ABOUT THIS TASK →
Your copy of the listing should match it exactly, only without pictures.

DATA RECORDS →
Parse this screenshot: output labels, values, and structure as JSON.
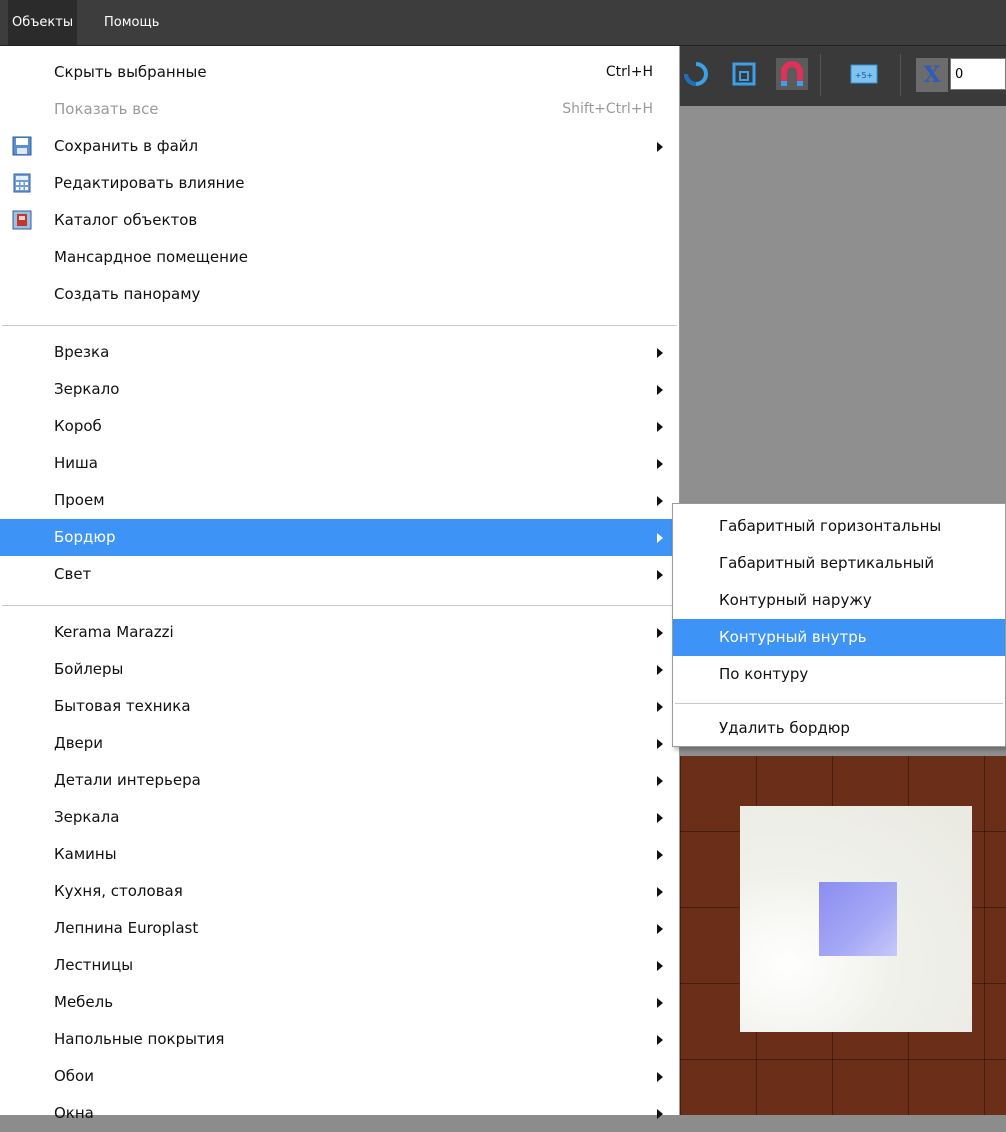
{
  "menubar": {
    "items": [
      "Объекты",
      "Помощь"
    ]
  },
  "toolbar": {
    "coord_label": "X",
    "coord_value": "0",
    "tape_icon_text": "+5+"
  },
  "main_menu": {
    "group1": [
      {
        "label": "Скрыть выбранные",
        "shortcut": "Ctrl+H"
      },
      {
        "label": "Показать все",
        "shortcut": "Shift+Ctrl+H",
        "disabled": true
      },
      {
        "label": "Сохранить в файл",
        "icon": "save-icon",
        "submenu": true
      },
      {
        "label": "Редактировать влияние",
        "icon": "calculator-icon"
      },
      {
        "label": "Каталог объектов",
        "icon": "catalog-icon"
      },
      {
        "label": "Мансардное помещение"
      },
      {
        "label": "Создать панораму"
      }
    ],
    "group2": [
      {
        "label": "Врезка",
        "submenu": true
      },
      {
        "label": "Зеркало",
        "submenu": true
      },
      {
        "label": "Короб",
        "submenu": true
      },
      {
        "label": "Ниша",
        "submenu": true
      },
      {
        "label": "Проем",
        "submenu": true
      },
      {
        "label": "Бордюр",
        "submenu": true,
        "highlighted": true
      },
      {
        "label": "Свет",
        "submenu": true
      }
    ],
    "group3": [
      {
        "label": "Kerama Marazzi"
      },
      {
        "label": "Бойлеры"
      },
      {
        "label": "Бытовая техника"
      },
      {
        "label": "Двери"
      },
      {
        "label": "Детали интерьера"
      },
      {
        "label": "Зеркала"
      },
      {
        "label": "Камины"
      },
      {
        "label": "Кухня, столовая"
      },
      {
        "label": "Лепнина Europlast"
      },
      {
        "label": "Лестницы"
      },
      {
        "label": "Мебель"
      },
      {
        "label": "Напольные покрытия"
      },
      {
        "label": "Обои"
      },
      {
        "label": "Окна"
      }
    ]
  },
  "sub_menu": {
    "items": [
      {
        "label": "Габаритный горизонтальны"
      },
      {
        "label": "Габаритный вертикальный"
      },
      {
        "label": "Контурный наружу"
      },
      {
        "label": "Контурный внутрь",
        "highlighted": true
      },
      {
        "label": "По контуру"
      }
    ],
    "delete_label": "Удалить бордюр"
  },
  "colors": {
    "highlight": "#3d94f6",
    "menubar": "#3d3d3d",
    "floor": "#6b2e18"
  }
}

RESULT BELOW →
Parse this screenshot: output labels, values, and structure as JSON.
{
  "menubar": {
    "items": [
      "Объекты",
      "Помощь"
    ]
  },
  "toolbar": {
    "coord_label": "X",
    "coord_value": "0",
    "tape_icon_text": "+5+"
  },
  "main_menu": {
    "group1": [
      {
        "label": "Скрыть выбранные",
        "shortcut": "Ctrl+H"
      },
      {
        "label": "Показать все",
        "shortcut": "Shift+Ctrl+H",
        "disabled": true
      },
      {
        "label": "Сохранить в файл",
        "icon": "save-icon",
        "submenu": true
      },
      {
        "label": "Редактировать влияние",
        "icon": "calculator-icon"
      },
      {
        "label": "Каталог объектов",
        "icon": "catalog-icon"
      },
      {
        "label": "Мансардное помещение"
      },
      {
        "label": "Создать панораму"
      }
    ],
    "group2": [
      {
        "label": "Врезка",
        "submenu": true
      },
      {
        "label": "Зеркало",
        "submenu": true
      },
      {
        "label": "Короб",
        "submenu": true
      },
      {
        "label": "Ниша",
        "submenu": true
      },
      {
        "label": "Проем",
        "submenu": true
      },
      {
        "label": "Бордюр",
        "submenu": true,
        "highlighted": true
      },
      {
        "label": "Свет",
        "submenu": true
      }
    ],
    "group3": [
      {
        "label": "Kerama Marazzi"
      },
      {
        "label": "Бойлеры"
      },
      {
        "label": "Бытовая техника"
      },
      {
        "label": "Двери"
      },
      {
        "label": "Детали интерьера"
      },
      {
        "label": "Зеркала"
      },
      {
        "label": "Камины"
      },
      {
        "label": "Кухня, столовая"
      },
      {
        "label": "Лепнина Europlast"
      },
      {
        "label": "Лестницы"
      },
      {
        "label": "Мебель"
      },
      {
        "label": "Напольные покрытия"
      },
      {
        "label": "Обои"
      },
      {
        "label": "Окна"
      }
    ]
  },
  "sub_menu": {
    "items": [
      {
        "label": "Габаритный горизонтальны"
      },
      {
        "label": "Габаритный вертикальный"
      },
      {
        "label": "Контурный наружу"
      },
      {
        "label": "Контурный внутрь",
        "highlighted": true
      },
      {
        "label": "По контуру"
      }
    ],
    "delete_label": "Удалить бордюр"
  },
  "colors": {
    "highlight": "#3d94f6",
    "menubar": "#3d3d3d",
    "floor": "#6b2e18"
  }
}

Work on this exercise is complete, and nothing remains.